“In order for this to work, it needs a stimulus, and that stimulus is the stadium,” Kane said.

The group is asking city and county leaders for a chunk of what Malik called the “tourism tax,” Wake County’s Room Occupancy and Prepared Food and Beverage Tax, at a rate of $13 million annually over 30 years beginning in fiscal year 2022 for debt service and annual maintenance of the estimated $180 million privately-funded stadium.

“When you think about the request, it’s a very small amount of a very, very big project,” Richmond said.

Yet the need is urgent.

“We intentionally timed these announcements,” Malik said. “We need people engaged now.”

Last week, the interagency review group headed by the managers for Raleigh and Wake County issued funding recommendations that included PNC Arena, the convention center, a Cary indoor sports facility and several smaller projects, but no funding was specifically earmarked for Kane and Malik’s project. Instead, Downtown South would have to vie against other competitors for a total of $42.1 million tapped for “medium projects.” The final decision on interlocal funding rests with the Raleigh City Council and Wake County Commissioners, who could vote on final appropriations in August or September.

The stadium would be the first phase of development, and Kane says he’d want to begin infrastructure work as soon as the middle of 2020. The group expects other investors to come on board as the potential become reality.
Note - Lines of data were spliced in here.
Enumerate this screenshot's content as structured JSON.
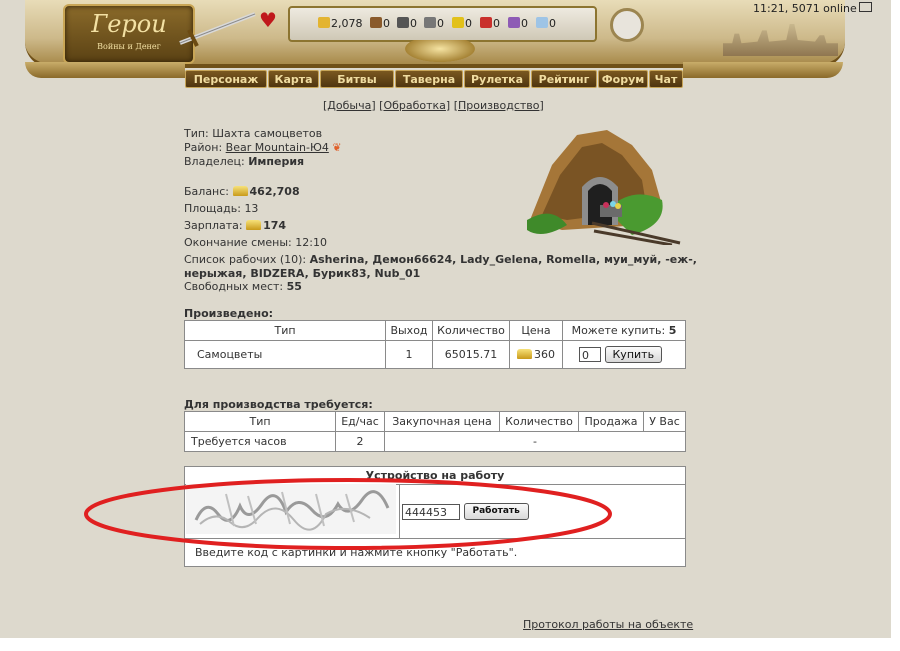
{
  "header": {
    "logo_title": "Герои",
    "logo_sub": "Войны и Денег",
    "time_online": "11:21, 5071 online",
    "resources": [
      {
        "icon": "gold-icon",
        "value": "2,078",
        "color": "#e3b431"
      },
      {
        "icon": "wood-icon",
        "value": "0",
        "color": "#8a5a2b"
      },
      {
        "icon": "ore-icon",
        "value": "0",
        "color": "#555555"
      },
      {
        "icon": "mercury-icon",
        "value": "0",
        "color": "#777777"
      },
      {
        "icon": "sulfur-icon",
        "value": "0",
        "color": "#e2c11a"
      },
      {
        "icon": "crystal-icon",
        "value": "0",
        "color": "#c9302c"
      },
      {
        "icon": "gems-icon",
        "value": "0",
        "color": "#8e5bb5"
      },
      {
        "icon": "diamond-icon",
        "value": "0",
        "color": "#9ec4e6"
      }
    ]
  },
  "menu": [
    "Персонаж",
    "Карта",
    "Битвы",
    "Таверна",
    "Рулетка",
    "Рейтинг",
    "Форум",
    "Чат"
  ],
  "subnav": [
    "Добыча",
    "Обработка",
    "Производство"
  ],
  "info": {
    "type_label": "Тип:",
    "type_value": "Шахта самоцветов",
    "district_label": "Район:",
    "district_value": "Bear Mountain-Ю4",
    "owner_label": "Владелец:",
    "owner_value": "Империя",
    "balance_label": "Баланс:",
    "balance_value": "462,708",
    "area_label": "Площадь:",
    "area_value": "13",
    "salary_label": "Зарплата:",
    "salary_value": "174",
    "shift_end_label": "Окончание смены:",
    "shift_end_value": "12:10",
    "workers_label": "Список рабочих (10):",
    "workers_line1": "Asherina, Демон66624, Lady_Gelena, Romella, муи_муй, -еж-,",
    "workers_line2": "нерыжая, BIDZERA, Бурик83, Nub_01",
    "free_label": "Свободных мест:",
    "free_value": "55"
  },
  "produced": {
    "title": "Произведено:",
    "headers": [
      "Тип",
      "Выход",
      "Количество",
      "Цена",
      "Можете купить:"
    ],
    "can_buy_value": "5",
    "row": {
      "type": "Самоцветы",
      "output": "1",
      "quantity": "65015.71",
      "price": "360",
      "input_value": "0",
      "buy_button": "Купить"
    }
  },
  "required": {
    "title": "Для производства требуется:",
    "headers": [
      "Тип",
      "Ед/час",
      "Закупочная цена",
      "Количество",
      "Продажа",
      "У Вас"
    ],
    "row": {
      "type": "Требуется часов",
      "per_hour": "2",
      "rest": "-"
    }
  },
  "job": {
    "title": "Устройство на работу",
    "code_value": "444453",
    "work_button": "Работать",
    "hint": "Введите код с картинки и нажмите кнопку \"Работать\"."
  },
  "footer_link": "Протокол работы на объекте"
}
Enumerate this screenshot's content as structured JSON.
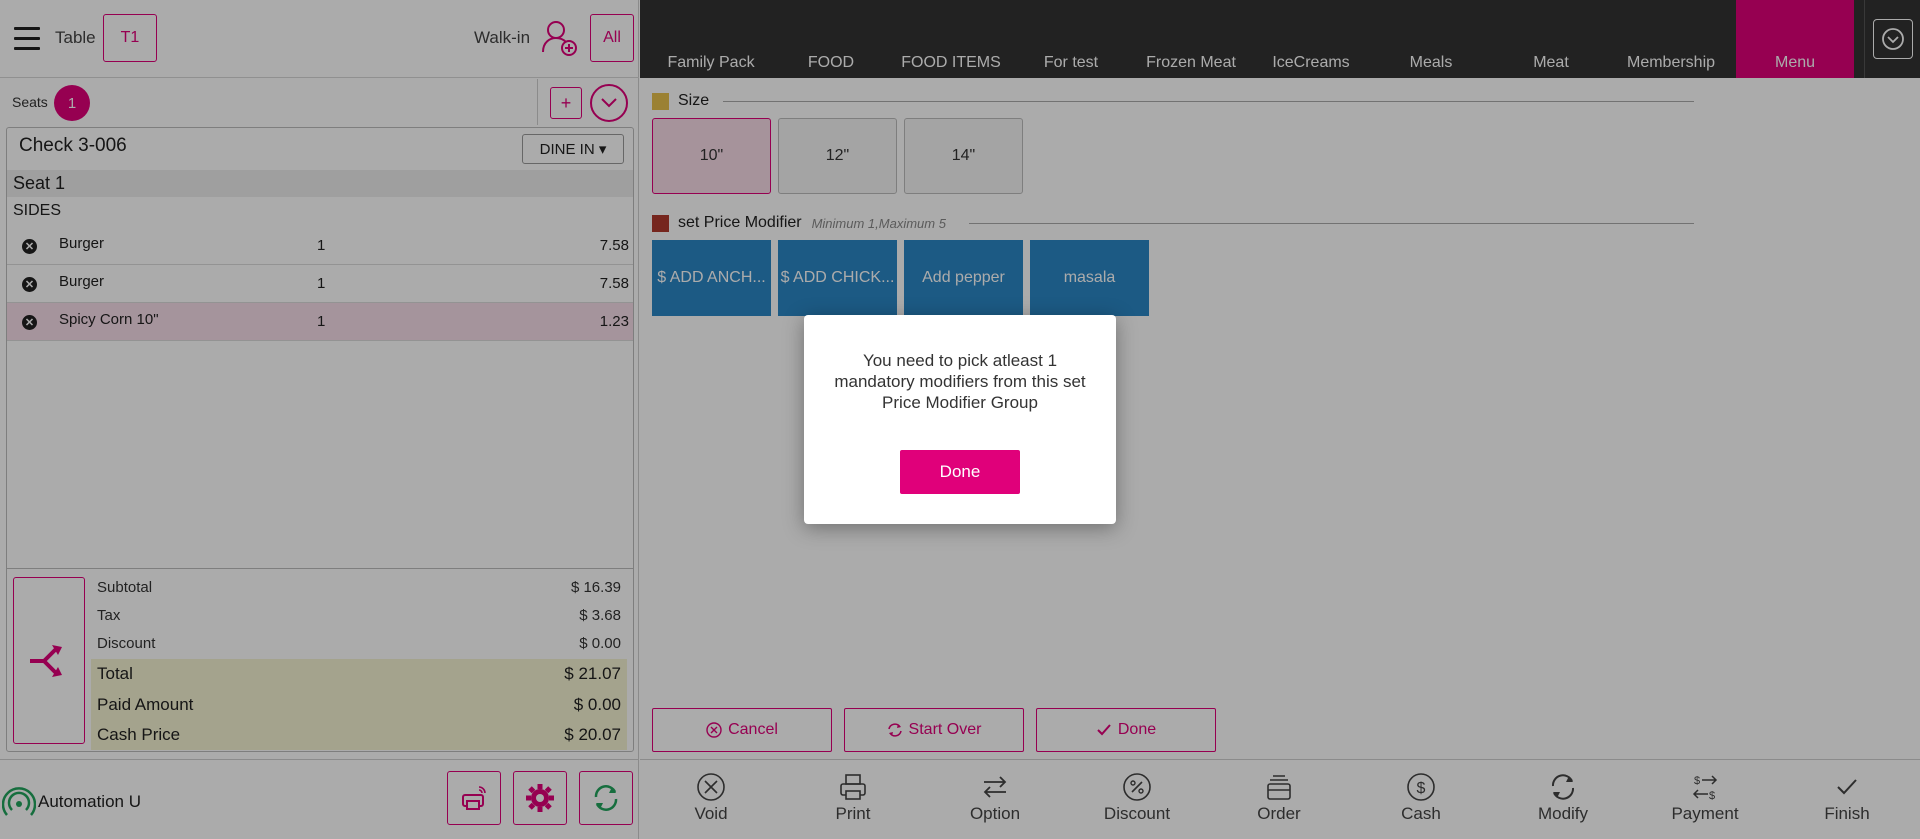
{
  "header": {
    "table_label": "Table",
    "table_value": "T1",
    "walkin_label": "Walk-in",
    "all_label": "All"
  },
  "seats": {
    "label": "Seats",
    "count": "1",
    "add_label": "+"
  },
  "check": {
    "title": "Check 3-006",
    "order_type": "DINE IN ▾",
    "seat_label": "Seat 1",
    "section_label": "SIDES",
    "items": [
      {
        "name": "Burger",
        "qty": "1",
        "price": "7.58"
      },
      {
        "name": "Burger",
        "qty": "1",
        "price": "7.58"
      },
      {
        "name": "Spicy Corn 10\"",
        "qty": "1",
        "price": "1.23"
      }
    ]
  },
  "totals": {
    "subtotal_label": "Subtotal",
    "subtotal": "$ 16.39",
    "tax_label": "Tax",
    "tax": "$ 3.68",
    "discount_label": "Discount",
    "discount": "$ 0.00",
    "total_label": "Total",
    "total": "$ 21.07",
    "paid_label": "Paid Amount",
    "paid": "$ 0.00",
    "cash_label": "Cash Price",
    "cash": "$ 20.07"
  },
  "user": {
    "name": "Automation U"
  },
  "categories": [
    "Family Pack",
    "FOOD",
    "FOOD ITEMS",
    "For test",
    "Frozen Meat",
    "IceCreams",
    "Meals",
    "Meat",
    "Membership",
    "Menu"
  ],
  "modifier_groups": {
    "size": {
      "name": "Size",
      "color": "#e8c14d",
      "options": [
        "10\"",
        "12\"",
        "14\""
      ]
    },
    "price": {
      "name": "set Price Modifier",
      "note": "Minimum 1,Maximum 5",
      "color": "#b03a2e",
      "options": [
        "$ ADD ANCH...",
        "$ ADD CHICK...",
        "Add pepper",
        "masala"
      ]
    }
  },
  "actions": {
    "cancel": "Cancel",
    "start_over": "Start Over",
    "done": "Done"
  },
  "bottom_nav": [
    "Void",
    "Print",
    "Option",
    "Discount",
    "Order",
    "Cash",
    "Modify",
    "Payment",
    "Finish"
  ],
  "dialog": {
    "message": "You need to pick atleast 1 mandatory modifiers from this set Price Modifier Group",
    "button": "Done"
  },
  "colors": {
    "accent": "#e0007a",
    "modifier_blue": "#2b86c5",
    "topbar_dark": "#333333"
  }
}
“We think we will be the stimulus for money coming in to our project, and land prices will go up around that property as others see opportunity,” Kane said.